College students go on drinking until they attain a certain level of drunkenness, after which they adjust the pace of their drinking by sipping as opposite to gulping in the beginning, a study has found.
Young people decide whether they’ve had enough to drink the same way the cruise control on a car “decides” whether to accelerate or hit the brakes, the researchers explained in the study that aims to analyse drinking behaviour the way engineers might analyse a mechanical system.
“The way the students made decisions about drinking actually resembled the single most common feedback controller that’s used in engineering,” said Kevin Passino, engineer at the Ohio State University.
“It’s called a proportional-derivative controller, and it measures how far a system has moved from a particular set point and adjusts accordingly. It’s the same as cruise control on a car,” Passino added.
The study revealed that after attaining a level of drunkenness youngsters may also switch to a non-alcoholic beverage at different times throughout the night to maintain the initial level of drunkenness.
Analysing the high-risk drinking behaviour among college students via engineering methods might reveal relationships among complex factors that would otherwise remain hidden, said John Clapp, professor at Ohio State.
“We’re looking for the best points to intervene strategically, so that we can aid a person in their decision-making and potentially derail problematic behaviors,” Clapp said.

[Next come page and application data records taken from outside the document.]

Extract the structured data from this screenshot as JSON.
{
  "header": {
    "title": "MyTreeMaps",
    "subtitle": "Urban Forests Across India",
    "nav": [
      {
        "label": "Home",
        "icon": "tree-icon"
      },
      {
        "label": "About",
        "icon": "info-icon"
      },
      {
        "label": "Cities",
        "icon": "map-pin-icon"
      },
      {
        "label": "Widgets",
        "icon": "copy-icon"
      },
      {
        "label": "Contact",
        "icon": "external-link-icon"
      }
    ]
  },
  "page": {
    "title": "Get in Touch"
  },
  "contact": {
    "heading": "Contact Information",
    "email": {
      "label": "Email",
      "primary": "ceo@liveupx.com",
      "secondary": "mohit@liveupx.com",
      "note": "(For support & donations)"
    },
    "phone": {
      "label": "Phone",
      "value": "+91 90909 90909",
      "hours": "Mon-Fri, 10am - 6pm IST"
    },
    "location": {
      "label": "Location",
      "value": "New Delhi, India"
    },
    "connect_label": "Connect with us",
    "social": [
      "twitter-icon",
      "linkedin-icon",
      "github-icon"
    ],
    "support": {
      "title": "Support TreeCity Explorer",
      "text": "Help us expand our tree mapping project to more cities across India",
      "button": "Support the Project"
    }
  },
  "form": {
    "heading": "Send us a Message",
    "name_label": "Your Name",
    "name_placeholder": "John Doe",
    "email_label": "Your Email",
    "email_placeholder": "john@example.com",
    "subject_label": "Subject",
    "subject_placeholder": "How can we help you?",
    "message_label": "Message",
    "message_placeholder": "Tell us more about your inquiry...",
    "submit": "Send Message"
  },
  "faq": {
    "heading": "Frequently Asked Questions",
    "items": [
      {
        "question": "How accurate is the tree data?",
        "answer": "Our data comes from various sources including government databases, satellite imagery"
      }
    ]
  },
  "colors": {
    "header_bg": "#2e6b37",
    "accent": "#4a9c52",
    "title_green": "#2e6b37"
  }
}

A team of social workers and engineers at the university used mathematical models to help explain the factors that drive alcohol consumption.
They performed portable alcohol breath tests, and over several studies, they accumulated data of blood alcohol content (BAC) a percentage measure of alcohol in the blood on nearly 1,500 students.
At the start of the evening, the researchers quizzed the students about how drunk they intended to get, and then they tested the students’ BAC several times over the following hours.
The data showed that students who reported wanting to feel “buzzed” adjusted their consumption to maintain a BAC around 0.05, while those who said they planned to get “very drunk” averaged around 0.1.
The results appear in the journal IEEE Transactions on Cybernetics.